# Your objective
Copy out each line of the material in which the word "icon" can be found.

====

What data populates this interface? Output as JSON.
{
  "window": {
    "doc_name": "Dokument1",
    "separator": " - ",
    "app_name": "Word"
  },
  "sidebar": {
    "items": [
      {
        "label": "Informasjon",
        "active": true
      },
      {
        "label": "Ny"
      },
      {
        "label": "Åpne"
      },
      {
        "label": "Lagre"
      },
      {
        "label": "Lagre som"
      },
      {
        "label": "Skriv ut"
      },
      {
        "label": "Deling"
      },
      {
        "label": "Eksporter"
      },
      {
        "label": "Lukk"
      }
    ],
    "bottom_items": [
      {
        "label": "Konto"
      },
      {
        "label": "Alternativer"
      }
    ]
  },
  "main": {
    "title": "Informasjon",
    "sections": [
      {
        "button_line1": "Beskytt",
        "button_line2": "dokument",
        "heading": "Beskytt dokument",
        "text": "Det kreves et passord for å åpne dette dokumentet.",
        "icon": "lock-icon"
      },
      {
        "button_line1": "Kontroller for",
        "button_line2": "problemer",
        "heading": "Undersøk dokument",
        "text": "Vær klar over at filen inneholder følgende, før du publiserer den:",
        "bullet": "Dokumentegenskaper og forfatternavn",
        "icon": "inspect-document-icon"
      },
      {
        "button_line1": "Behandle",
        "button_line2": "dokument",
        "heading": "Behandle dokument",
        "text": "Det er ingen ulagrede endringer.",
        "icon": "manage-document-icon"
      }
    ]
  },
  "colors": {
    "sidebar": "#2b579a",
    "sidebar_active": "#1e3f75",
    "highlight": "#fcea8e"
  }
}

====

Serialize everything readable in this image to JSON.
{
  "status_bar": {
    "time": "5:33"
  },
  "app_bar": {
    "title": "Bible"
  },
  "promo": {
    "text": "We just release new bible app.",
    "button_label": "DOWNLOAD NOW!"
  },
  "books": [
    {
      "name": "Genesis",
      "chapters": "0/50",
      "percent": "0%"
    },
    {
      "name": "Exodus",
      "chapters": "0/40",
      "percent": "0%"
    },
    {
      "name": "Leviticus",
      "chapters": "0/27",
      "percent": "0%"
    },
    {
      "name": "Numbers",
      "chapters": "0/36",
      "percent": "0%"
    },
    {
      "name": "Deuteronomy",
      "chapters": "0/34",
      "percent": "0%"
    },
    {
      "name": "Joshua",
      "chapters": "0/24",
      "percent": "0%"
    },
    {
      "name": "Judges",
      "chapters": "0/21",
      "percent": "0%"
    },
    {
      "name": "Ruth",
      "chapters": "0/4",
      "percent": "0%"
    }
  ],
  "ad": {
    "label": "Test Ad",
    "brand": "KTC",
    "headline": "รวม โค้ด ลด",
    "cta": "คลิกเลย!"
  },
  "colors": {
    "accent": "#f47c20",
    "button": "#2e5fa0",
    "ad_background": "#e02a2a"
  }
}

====

# Your response
        "icon": "lock-icon"
        "icon": "inspect-document-icon"
        "icon": "manage-document-icon"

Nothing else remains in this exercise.